## ACTIVITY
Note how many lines of the material that follows include the string "Client", and state only that number.

## RECORDS
═══
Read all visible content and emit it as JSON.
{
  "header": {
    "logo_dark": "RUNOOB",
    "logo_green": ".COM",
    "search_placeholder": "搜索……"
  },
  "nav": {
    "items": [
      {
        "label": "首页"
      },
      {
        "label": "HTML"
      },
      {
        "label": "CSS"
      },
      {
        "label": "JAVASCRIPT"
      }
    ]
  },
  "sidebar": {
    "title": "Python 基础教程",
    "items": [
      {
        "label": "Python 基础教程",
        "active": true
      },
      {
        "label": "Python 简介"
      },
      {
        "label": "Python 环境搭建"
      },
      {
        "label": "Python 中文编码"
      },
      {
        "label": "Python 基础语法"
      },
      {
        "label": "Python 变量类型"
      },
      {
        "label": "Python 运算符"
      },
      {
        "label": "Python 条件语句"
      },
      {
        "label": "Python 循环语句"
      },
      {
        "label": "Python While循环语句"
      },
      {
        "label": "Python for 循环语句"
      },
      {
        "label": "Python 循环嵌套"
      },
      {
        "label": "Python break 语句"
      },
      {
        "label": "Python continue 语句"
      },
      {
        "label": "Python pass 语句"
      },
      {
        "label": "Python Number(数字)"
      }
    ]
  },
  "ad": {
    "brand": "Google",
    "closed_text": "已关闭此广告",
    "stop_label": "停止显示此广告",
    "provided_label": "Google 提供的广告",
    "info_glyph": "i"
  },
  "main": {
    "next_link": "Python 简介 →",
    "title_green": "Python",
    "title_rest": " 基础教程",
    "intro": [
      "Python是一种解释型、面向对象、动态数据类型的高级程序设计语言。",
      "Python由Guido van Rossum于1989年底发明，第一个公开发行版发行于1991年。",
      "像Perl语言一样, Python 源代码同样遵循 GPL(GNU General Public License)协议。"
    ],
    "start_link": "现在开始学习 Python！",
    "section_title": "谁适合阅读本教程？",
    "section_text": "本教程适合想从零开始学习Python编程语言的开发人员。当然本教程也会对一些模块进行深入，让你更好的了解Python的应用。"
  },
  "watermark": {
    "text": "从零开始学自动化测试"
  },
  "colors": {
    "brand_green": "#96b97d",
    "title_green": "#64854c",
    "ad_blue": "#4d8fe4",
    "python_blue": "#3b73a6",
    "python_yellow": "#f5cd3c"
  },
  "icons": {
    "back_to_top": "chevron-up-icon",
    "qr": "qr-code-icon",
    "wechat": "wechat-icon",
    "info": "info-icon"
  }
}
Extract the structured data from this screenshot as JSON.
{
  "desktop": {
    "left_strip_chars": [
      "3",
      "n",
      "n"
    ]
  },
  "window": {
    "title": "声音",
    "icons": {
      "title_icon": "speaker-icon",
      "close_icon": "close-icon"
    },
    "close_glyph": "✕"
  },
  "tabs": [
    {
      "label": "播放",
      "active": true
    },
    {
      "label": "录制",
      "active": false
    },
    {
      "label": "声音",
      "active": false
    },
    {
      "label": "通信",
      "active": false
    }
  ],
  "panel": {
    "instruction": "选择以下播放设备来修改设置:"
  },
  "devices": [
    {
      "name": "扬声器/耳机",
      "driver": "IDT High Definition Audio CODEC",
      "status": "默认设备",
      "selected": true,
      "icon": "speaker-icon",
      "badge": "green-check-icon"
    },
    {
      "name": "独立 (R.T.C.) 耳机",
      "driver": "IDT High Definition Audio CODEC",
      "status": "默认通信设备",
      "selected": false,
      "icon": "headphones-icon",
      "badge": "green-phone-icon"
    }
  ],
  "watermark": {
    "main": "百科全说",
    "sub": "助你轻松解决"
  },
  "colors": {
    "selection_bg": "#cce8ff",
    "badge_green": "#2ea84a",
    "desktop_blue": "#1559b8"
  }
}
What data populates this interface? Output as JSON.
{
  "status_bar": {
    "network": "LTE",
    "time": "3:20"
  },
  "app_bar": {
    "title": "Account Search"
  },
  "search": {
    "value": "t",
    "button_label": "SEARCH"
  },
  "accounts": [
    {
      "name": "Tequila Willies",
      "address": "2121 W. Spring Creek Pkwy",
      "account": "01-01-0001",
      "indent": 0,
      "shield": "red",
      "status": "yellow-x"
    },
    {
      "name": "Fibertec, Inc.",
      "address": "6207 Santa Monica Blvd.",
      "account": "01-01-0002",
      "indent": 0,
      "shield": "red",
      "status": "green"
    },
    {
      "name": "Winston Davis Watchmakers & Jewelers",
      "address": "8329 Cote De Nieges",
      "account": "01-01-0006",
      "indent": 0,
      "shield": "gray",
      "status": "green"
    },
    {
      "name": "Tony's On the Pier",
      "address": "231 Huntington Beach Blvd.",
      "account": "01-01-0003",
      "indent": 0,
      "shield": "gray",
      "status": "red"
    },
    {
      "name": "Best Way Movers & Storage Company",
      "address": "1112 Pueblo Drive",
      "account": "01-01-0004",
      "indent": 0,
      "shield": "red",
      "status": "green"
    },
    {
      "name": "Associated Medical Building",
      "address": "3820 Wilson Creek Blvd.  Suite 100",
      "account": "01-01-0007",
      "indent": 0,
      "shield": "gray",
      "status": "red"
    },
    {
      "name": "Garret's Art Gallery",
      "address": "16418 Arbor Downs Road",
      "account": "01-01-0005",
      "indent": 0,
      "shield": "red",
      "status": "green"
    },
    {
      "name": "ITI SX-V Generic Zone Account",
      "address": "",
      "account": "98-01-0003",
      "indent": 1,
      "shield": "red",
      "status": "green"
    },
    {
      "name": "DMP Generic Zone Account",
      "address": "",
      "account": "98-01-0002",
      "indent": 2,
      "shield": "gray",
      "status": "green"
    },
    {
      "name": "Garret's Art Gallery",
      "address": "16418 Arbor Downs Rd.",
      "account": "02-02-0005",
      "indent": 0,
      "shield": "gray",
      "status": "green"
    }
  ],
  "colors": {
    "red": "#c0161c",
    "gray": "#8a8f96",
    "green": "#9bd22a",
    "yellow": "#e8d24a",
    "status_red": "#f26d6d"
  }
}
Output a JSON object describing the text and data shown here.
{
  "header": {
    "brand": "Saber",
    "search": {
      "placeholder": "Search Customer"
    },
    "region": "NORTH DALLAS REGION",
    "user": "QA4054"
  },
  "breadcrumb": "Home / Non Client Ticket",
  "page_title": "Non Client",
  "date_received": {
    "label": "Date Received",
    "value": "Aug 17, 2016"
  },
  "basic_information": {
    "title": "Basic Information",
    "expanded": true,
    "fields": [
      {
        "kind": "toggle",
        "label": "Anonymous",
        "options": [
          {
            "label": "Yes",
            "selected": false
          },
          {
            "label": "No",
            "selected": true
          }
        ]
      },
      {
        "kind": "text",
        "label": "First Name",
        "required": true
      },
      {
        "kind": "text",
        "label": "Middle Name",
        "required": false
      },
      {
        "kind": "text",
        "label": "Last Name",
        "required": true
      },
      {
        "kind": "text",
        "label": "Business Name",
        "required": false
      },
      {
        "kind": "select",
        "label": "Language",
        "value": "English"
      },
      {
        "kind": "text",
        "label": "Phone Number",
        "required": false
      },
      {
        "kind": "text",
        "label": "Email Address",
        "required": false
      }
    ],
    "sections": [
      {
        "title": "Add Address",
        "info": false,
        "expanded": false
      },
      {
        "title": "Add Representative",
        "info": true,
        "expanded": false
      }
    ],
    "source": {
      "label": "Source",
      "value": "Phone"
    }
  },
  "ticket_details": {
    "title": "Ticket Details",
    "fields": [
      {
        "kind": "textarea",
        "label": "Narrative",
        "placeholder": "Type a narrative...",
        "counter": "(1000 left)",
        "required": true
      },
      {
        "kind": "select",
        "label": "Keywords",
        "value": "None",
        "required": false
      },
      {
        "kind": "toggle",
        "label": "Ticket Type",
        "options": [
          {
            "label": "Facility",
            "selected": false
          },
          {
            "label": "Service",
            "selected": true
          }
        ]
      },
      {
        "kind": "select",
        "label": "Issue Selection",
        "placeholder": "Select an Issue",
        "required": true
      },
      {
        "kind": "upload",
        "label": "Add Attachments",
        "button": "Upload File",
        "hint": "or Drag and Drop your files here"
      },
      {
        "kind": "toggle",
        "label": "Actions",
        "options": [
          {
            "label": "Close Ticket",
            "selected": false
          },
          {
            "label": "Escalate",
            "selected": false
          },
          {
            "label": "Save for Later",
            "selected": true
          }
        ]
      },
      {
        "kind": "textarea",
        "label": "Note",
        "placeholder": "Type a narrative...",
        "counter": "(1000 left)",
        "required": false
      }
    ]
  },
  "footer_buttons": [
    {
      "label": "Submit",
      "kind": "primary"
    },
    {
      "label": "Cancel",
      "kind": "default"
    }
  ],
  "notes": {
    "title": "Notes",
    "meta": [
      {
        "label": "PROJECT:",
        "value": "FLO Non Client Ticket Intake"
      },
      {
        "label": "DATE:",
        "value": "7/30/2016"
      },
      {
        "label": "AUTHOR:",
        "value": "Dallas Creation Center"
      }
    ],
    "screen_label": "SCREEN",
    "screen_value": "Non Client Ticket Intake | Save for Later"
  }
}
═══
## REPLY
4